Working with the team designing the World Trade Center Tower 1 from 15 May 2003 until 15 December 2003, Guy Nordenson and Associates developed the design and structure that has served as the design basis for the World Trade Center Freedom Tower. The original WTC T1 design is a torqued and tapered volume beginning as a parallelogram 200ft by 260ft at street level and transforming to 200ft by 60ft at 2000ft elevation. The Northeast and Southwest corners slope upward at a 1:10 vertical incline while the Southeast and Northwest corners remain vertical "held" corners.
The WTC T1 consists of a 1000ft building, a 700ft cable-stayed double mast structure and a 300ft antenna field and carbon composite tensegrity structure. The building structure uses a steel diagrid exterior frame, a composite steel floor structure and a 110ft by 65ft continuous concrete core. Floor to floor height is 13ft 4in or 15 floors per 200ft module and is optimized for both ceiling and floor supplied ventilation. The diagrid structure facilitates the economical transfer of selected columns over the PATH tracks under the building. Detailed analyses and design studies, including wind tunnel tests, were carried out. Structural steel weights for the building portion are on the order of 19lbs/sf with the all concrete core. The maximum (controlling) torsional acceleration is 27milli-g's for a 10 year return period wind regime. The cable system contributes both stiffness and transparency and provides for a safe means of construction - allowing both slipped-formed cores and a strand jacked tensegrity/antennae platform - and enhanced safety in use.

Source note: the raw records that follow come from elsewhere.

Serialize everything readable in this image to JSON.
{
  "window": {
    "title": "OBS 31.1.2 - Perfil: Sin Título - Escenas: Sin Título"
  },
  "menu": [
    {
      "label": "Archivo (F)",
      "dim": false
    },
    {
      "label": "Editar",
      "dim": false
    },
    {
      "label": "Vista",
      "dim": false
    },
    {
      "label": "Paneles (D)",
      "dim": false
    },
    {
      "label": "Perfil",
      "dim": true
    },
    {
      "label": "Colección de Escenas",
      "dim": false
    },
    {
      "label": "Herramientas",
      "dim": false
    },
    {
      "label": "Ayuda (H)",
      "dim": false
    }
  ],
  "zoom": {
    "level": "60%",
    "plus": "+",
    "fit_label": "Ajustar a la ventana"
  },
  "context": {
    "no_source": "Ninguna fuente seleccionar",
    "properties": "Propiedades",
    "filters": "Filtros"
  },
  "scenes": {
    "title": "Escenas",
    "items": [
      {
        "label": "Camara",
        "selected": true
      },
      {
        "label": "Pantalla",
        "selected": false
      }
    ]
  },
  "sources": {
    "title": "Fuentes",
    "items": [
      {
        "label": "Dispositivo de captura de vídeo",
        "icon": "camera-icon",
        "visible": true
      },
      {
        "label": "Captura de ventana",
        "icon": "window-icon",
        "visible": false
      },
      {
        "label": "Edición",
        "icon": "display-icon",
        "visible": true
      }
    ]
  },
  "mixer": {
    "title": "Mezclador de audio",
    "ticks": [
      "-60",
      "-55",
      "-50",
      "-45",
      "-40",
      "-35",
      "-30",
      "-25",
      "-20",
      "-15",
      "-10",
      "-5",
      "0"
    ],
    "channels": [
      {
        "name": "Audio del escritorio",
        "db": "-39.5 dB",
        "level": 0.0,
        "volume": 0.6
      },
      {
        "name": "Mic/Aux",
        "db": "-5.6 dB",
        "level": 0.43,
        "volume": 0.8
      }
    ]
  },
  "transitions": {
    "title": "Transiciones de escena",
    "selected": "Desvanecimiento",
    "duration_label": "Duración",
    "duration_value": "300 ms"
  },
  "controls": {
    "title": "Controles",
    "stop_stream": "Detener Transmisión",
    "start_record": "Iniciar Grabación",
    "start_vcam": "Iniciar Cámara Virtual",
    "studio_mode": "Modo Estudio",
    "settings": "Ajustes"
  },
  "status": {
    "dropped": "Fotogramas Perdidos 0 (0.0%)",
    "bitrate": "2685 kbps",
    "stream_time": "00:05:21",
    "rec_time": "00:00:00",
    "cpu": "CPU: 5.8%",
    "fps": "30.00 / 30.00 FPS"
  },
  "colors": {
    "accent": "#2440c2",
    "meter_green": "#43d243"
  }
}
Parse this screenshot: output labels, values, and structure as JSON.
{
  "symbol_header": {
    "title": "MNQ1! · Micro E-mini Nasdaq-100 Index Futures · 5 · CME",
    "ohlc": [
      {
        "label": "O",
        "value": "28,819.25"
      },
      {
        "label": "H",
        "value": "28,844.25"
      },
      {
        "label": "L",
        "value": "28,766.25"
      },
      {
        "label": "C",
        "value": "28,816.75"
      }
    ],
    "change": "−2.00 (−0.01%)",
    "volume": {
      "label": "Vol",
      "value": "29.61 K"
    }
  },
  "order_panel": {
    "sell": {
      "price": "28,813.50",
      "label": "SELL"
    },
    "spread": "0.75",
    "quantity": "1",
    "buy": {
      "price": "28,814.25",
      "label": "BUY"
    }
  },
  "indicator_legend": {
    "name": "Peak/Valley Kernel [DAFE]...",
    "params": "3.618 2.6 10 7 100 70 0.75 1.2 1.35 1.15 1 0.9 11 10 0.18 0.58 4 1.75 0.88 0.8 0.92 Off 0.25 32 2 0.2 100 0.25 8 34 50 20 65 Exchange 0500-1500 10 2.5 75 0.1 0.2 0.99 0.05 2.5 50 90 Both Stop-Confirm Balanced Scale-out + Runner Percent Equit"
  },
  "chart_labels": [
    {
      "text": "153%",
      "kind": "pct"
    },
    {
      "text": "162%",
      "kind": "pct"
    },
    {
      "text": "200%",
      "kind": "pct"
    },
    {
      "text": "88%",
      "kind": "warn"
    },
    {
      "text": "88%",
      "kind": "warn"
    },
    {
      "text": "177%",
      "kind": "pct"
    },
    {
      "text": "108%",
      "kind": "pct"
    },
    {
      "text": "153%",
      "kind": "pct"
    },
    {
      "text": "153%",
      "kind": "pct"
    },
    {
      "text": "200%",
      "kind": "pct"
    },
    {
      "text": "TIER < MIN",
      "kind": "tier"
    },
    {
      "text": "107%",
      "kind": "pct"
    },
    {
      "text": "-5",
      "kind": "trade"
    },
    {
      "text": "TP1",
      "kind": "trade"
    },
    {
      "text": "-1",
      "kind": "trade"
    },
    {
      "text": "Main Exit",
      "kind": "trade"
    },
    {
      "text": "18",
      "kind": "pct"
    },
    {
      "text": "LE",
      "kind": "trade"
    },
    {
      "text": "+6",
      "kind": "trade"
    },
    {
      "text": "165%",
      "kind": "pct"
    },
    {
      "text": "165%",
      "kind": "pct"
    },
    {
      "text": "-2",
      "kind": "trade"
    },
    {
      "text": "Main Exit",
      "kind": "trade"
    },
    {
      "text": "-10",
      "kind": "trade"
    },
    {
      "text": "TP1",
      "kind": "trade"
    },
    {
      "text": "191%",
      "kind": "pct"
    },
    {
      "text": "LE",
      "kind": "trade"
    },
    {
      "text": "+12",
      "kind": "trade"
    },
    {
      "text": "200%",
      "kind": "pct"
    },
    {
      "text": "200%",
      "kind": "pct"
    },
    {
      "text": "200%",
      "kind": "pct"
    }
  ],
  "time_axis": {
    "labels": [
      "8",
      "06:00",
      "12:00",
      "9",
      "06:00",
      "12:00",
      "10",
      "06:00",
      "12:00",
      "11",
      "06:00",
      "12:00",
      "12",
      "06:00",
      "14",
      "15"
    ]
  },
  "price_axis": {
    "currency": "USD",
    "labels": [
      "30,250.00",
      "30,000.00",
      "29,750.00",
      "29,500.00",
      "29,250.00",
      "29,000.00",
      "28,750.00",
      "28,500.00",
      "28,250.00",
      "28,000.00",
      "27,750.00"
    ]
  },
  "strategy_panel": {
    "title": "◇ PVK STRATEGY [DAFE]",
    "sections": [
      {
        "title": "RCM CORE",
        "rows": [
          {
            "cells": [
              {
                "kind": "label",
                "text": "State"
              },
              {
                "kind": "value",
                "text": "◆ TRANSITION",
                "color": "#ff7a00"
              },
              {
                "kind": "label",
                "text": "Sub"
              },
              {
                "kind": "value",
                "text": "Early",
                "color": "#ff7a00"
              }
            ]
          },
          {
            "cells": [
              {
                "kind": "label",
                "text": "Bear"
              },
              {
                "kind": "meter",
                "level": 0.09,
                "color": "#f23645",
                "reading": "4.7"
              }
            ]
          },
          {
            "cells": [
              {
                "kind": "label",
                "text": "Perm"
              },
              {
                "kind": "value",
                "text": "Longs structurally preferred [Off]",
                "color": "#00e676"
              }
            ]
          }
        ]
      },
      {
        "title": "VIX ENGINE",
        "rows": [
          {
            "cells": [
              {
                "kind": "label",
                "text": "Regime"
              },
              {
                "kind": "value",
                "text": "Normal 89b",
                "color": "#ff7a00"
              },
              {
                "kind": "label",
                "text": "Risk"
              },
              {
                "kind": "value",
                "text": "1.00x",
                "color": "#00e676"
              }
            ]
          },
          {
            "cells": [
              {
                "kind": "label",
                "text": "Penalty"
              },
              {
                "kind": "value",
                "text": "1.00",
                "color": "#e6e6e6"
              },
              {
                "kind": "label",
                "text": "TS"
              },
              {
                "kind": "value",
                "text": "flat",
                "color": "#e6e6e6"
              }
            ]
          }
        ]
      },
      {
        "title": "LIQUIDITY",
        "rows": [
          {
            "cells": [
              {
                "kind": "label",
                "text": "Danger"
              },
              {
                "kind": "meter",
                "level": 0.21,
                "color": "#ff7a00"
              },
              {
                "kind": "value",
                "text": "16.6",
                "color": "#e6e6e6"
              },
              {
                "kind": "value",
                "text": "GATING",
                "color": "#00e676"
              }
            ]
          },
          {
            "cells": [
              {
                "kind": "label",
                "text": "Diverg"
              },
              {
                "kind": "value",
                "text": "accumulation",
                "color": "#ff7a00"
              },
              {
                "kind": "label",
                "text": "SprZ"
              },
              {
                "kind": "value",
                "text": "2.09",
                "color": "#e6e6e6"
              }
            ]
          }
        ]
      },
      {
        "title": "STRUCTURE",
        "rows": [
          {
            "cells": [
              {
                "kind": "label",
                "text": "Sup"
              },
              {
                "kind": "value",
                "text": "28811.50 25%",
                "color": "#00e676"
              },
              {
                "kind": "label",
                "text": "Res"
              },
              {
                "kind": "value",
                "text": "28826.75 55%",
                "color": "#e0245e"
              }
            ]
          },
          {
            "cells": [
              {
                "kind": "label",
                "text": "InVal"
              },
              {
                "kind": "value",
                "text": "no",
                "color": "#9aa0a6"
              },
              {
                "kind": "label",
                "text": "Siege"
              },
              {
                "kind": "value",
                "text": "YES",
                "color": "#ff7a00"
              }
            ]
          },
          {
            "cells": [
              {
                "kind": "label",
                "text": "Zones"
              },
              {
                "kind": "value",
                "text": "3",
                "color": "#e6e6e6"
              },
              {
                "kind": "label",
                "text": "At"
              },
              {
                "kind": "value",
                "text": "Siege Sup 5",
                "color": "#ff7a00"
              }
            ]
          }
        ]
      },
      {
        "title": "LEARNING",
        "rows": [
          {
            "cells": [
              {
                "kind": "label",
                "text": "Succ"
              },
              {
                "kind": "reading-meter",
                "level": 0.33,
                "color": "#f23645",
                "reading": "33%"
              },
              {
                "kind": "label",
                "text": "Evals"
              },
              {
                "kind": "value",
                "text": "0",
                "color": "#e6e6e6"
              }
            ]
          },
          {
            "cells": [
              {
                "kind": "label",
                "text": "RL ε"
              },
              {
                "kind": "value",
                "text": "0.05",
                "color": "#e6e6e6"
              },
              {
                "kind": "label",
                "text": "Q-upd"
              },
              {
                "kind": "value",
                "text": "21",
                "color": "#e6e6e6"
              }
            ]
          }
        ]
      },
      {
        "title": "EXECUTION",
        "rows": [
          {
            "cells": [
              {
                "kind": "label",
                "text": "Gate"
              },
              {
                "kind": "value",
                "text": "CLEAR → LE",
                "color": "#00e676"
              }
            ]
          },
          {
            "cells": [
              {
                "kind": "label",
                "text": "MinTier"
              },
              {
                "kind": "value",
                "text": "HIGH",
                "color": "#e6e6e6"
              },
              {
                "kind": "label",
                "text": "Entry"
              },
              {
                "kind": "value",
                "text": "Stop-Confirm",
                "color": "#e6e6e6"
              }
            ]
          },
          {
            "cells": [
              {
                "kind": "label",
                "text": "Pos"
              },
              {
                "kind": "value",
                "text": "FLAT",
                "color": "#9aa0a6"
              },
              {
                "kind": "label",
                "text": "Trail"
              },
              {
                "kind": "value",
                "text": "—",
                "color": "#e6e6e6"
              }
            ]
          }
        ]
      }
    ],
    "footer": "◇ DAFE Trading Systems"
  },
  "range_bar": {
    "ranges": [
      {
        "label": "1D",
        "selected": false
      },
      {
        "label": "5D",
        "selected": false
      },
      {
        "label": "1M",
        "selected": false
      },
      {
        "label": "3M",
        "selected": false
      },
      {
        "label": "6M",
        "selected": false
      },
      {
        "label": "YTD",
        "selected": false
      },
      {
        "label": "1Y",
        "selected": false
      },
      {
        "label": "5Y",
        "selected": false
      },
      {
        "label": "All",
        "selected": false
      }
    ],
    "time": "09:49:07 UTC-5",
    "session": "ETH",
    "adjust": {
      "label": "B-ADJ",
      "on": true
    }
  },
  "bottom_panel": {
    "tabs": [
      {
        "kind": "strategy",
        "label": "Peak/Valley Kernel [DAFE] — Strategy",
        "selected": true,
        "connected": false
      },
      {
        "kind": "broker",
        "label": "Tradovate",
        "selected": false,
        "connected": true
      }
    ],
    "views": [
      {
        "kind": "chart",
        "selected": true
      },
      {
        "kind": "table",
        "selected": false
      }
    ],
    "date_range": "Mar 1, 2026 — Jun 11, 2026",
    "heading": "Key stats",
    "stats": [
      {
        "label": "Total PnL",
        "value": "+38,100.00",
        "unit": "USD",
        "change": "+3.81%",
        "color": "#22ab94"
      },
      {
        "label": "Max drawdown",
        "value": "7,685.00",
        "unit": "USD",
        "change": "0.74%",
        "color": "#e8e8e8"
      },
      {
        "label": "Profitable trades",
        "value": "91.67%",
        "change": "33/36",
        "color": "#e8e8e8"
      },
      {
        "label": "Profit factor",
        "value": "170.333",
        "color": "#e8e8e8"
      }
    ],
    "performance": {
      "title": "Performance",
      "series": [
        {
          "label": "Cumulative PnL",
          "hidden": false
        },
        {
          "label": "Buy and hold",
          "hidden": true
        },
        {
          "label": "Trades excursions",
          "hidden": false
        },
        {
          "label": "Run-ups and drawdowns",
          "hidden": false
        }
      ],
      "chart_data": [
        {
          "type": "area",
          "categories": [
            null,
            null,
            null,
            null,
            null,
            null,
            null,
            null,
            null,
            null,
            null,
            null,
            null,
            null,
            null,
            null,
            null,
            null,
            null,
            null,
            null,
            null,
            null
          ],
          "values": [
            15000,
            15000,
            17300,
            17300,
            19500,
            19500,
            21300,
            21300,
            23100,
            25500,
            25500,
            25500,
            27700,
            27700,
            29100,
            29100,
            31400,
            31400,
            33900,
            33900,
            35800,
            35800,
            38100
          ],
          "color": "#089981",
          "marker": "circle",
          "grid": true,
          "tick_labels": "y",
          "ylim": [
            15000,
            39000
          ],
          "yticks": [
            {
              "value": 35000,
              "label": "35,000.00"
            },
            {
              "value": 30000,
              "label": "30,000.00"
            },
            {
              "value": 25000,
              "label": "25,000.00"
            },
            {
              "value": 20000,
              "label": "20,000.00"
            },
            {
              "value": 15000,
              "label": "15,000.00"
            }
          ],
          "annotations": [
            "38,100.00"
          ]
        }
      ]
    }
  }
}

The open cable structure would permit the operation of wind turbines and tests were conducted to evaluate wind turbulence and drag effects on the turbines and cost impacts to the building structure.
photograph by Jock Pottle model by Studio Associates of New York